Once upon a time, there was a racing game. It featured high-octane demolition derby action, and was praised for its innovation and physics modeling. It spawned a series that spanned multiple platforms and generations, and created a dedicate fanbase in the process. So, although the fans have since grown up and the developers have since worked on other projects, neither could quite shake the desire to see another racing title like that. The game was FlatOut, the developer was Bugbear, and the fans will be happy to know that they’re returning to their roots. I asked Bugbear producer Joonas Laakso a few questions about their upcoming game, temporarily titled Next Car Game.
GT: How would you describe Next Car Game to someone who’s never heard of it?
Joonas Laakso: It is the definitive full-contact, demolition derby style racing game. There’s nothing like it! Well, except our old titles, especially the original FlatOut.
GT: What sets this game apart from other racing titles we’ve seen in recent years?
Laakso: We are not going after the widest possible mainstream market. We know our fans and we’re making the game with them and for them. The big differences are a heavily physics-driven driving model that makes the best use of our focus on run-down tracks and offroad driving, the heavy hits and focus on contact. And of course we have proper demolition derby, which hasn’t been seen in games in ages.
GT: A lot of fans have been itching to see you return to your roots. How do you think Next Car Game will appeal to fans of your earlier titles?
Laakso: “Very well!” This is absolutely our take on the original FlatOut, except with today’s technology and our added experience. You could almost consider it a remake, if it wasn’t for the new focus on building the cars. Everything you loved about that game is here, and then some.
GT: Whether it’s in races or derbies, cars are going to get wrecked. What level of detail can we expect from the damage modeling?
Laakso: The objective is to take your breath away and make you laugh out loud. We test the damage systems by driving cars through virtual industrial grade metal presses. The whole system is dynamic, so it’s always unpredictable and new, and we do a lot of tuning to make sure that every contact leaves a dent and that big hits totally bend you out of shape. We’re not afraid of going too far with it. The goal isn’t simulation per se, it’s having as much fun as we possibly can.
[Interview continues after this wrecktastic video]
GT: What about the cars themselves? Can you share any details about which cars will be included in the game?
Laakso: All the cars are fictional, but we go to a lot of effort to make sure they feel like real cars – not any specific real car, though. We’ve taken a close look at the kinds that are popular on US dirt tracks, UK banger racing, the everyman class in the Nordic countries, and fringe racing like that – cheap, beat-up cars that you just love to crash.
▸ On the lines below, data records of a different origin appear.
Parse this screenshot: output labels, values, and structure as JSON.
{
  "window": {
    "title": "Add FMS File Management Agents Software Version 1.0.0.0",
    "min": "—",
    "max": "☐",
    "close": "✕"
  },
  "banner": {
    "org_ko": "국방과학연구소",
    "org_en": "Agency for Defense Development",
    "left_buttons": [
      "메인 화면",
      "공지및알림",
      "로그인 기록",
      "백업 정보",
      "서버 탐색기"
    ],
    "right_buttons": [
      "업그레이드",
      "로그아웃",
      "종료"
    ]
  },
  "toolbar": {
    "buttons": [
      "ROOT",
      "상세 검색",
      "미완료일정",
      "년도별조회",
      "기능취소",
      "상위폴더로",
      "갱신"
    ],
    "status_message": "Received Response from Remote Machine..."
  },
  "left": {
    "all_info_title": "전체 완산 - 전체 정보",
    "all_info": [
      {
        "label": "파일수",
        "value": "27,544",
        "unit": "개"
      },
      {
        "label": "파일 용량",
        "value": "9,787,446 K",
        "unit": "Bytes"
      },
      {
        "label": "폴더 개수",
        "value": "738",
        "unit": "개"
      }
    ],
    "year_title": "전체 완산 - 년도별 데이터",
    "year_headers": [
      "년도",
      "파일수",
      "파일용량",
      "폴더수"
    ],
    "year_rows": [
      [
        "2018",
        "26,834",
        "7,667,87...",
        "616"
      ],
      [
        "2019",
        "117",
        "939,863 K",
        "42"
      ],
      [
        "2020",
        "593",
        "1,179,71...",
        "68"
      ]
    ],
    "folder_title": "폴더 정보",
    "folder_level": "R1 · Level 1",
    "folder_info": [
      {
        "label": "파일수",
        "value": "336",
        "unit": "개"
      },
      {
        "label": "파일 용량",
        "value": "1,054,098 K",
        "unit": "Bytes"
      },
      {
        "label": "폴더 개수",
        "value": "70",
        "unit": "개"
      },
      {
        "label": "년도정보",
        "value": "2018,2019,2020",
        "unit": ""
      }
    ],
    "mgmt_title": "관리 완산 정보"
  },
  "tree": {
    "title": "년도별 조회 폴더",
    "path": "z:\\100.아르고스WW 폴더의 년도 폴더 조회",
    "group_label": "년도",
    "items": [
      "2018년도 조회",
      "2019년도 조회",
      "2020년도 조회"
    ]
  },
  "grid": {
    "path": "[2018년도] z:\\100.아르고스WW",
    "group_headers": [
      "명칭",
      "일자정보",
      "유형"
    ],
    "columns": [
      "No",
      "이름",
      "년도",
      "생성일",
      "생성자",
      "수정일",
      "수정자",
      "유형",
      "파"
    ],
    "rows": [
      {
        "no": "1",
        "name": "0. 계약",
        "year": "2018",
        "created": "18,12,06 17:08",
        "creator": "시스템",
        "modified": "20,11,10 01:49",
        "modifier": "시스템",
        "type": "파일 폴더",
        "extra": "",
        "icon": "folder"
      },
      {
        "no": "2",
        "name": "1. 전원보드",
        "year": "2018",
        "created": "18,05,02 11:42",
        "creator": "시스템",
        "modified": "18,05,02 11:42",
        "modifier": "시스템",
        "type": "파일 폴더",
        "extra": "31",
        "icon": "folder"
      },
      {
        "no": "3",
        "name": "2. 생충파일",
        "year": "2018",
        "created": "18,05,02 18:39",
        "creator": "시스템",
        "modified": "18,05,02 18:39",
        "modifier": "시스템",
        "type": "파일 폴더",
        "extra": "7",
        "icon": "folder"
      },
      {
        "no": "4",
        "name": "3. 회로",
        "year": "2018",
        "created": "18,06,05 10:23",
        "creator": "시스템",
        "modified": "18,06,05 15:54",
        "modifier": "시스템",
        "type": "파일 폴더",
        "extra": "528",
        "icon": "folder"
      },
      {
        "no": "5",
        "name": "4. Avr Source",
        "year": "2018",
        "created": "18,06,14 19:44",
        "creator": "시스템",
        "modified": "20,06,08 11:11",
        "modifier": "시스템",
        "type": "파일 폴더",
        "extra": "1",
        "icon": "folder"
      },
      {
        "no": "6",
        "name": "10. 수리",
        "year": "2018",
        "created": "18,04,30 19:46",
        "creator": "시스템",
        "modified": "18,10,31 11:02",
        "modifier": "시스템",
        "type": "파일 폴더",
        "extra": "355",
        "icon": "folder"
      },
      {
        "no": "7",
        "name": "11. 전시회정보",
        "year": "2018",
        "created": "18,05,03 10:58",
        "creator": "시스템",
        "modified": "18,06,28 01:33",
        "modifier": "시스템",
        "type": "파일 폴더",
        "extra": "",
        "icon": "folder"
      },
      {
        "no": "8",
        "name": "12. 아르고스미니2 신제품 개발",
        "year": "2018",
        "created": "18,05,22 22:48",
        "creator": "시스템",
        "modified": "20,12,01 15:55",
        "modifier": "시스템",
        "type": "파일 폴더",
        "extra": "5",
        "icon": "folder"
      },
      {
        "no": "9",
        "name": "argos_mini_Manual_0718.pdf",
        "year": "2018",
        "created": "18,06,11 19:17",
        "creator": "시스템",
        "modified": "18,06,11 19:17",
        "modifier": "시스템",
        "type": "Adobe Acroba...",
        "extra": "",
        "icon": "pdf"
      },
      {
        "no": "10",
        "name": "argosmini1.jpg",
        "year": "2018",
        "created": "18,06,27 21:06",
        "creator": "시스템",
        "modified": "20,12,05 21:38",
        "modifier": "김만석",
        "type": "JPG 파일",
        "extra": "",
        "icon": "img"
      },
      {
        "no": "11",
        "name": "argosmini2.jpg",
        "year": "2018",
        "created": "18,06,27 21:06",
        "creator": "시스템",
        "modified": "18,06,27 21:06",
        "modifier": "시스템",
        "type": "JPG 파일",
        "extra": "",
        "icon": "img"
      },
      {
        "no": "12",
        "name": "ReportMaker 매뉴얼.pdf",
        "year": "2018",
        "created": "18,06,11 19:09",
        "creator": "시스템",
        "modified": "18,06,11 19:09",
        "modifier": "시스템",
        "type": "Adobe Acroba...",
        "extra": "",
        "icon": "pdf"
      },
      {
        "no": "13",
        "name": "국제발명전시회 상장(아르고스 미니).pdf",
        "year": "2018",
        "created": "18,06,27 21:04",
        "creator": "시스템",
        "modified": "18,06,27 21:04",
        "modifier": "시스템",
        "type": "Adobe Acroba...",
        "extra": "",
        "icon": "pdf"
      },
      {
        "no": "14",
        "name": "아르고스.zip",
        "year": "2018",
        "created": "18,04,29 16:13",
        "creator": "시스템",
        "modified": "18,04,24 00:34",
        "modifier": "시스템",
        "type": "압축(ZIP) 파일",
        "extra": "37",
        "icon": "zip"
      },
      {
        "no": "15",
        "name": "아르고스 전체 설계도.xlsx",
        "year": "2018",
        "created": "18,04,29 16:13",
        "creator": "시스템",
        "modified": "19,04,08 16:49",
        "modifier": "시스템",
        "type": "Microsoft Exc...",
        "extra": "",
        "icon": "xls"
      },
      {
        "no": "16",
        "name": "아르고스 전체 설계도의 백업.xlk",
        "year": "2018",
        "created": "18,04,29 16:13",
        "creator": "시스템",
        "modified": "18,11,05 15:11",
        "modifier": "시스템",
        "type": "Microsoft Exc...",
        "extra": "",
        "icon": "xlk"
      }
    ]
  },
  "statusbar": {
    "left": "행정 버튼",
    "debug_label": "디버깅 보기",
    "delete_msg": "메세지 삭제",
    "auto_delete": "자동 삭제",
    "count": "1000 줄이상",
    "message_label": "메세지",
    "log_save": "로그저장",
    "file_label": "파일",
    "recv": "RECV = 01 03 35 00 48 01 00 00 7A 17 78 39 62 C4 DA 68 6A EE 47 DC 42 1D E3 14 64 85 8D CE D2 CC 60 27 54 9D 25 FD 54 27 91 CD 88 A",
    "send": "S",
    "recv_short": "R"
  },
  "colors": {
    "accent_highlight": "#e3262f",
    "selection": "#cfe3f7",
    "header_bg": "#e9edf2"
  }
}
Compared to most games these are much more vintage. There aren’t any showroom cars available.
GT: Next Car Game promises satisfying gameplay both out on the track and back home in the garage. What level of car customization will the game allow?
Laakso: This is still being worked on. The objective is to really focus on the internal workings of the car, not the outside so much. We want you to look for just the right combination of parts to get the best performance out of your machine, and have to replace parts between races due to old ones being damaged or just worn out.
GT: What kind of improvements can we expect from the new ROMU engine? Better handling, more feedback?
Laakso: We’ve increased the physical simulation accuracy for a better driving feel and more believable physics. Effects have seen a ton of work. Much of the rendering has been re-done. There’s been work on scaling – right now we’re able to comfortably run on rather old hardware, but the tracks aren’t finished yet so that may still change.
GT: Overall, what has been the biggest challenge in developing Next Car Game?
Laakso: We wanted to go back to our roots, but we didn’t want to just copy what we’ve done before. Seeing what’s a modern take on our old ideas and what’s just replicating is sometimes hard. The fans are sometimes very attached to some old ideas we don’t want to return to.
GT: What kind of response have you seen to your preorder campaign so far?
Laakso: The fans really are out there, it’s just a question of reaching them. Steam Greenlight was the first wider test of appeal – and it has been an immediate success. We broke into the top 50 in less than four days.
GT: Why should gamers preorder now instead of waiting for the game’s release next year?
Laakso: When you participate now, you get to shape the game once we release the early access version. We really are listening and seeing what you want in the game! Now is also the only chance you have of getting all the extra material and being featured in the game. We expect the majority of sales only after the game is out, but it’s great to get to work with the fans before then.
GT: When can we expect to see more of Next Car Game (screenshots, a demo, etc.)?
Laakso: There’s going to be the sneak peek version once we hit 10000 pre-orders and the early access for pre-order customers later this year. There is something else in the works, too, but we’ll get back on that a bit later. We’re releasing new material every week, so be sure to check out our blog, sign up on the newsletter and join the discussion on our forums! Go to www.nextcargame.com to find all of it.
Next Car Game has just been Greenlit on Steam, and is set to release next year.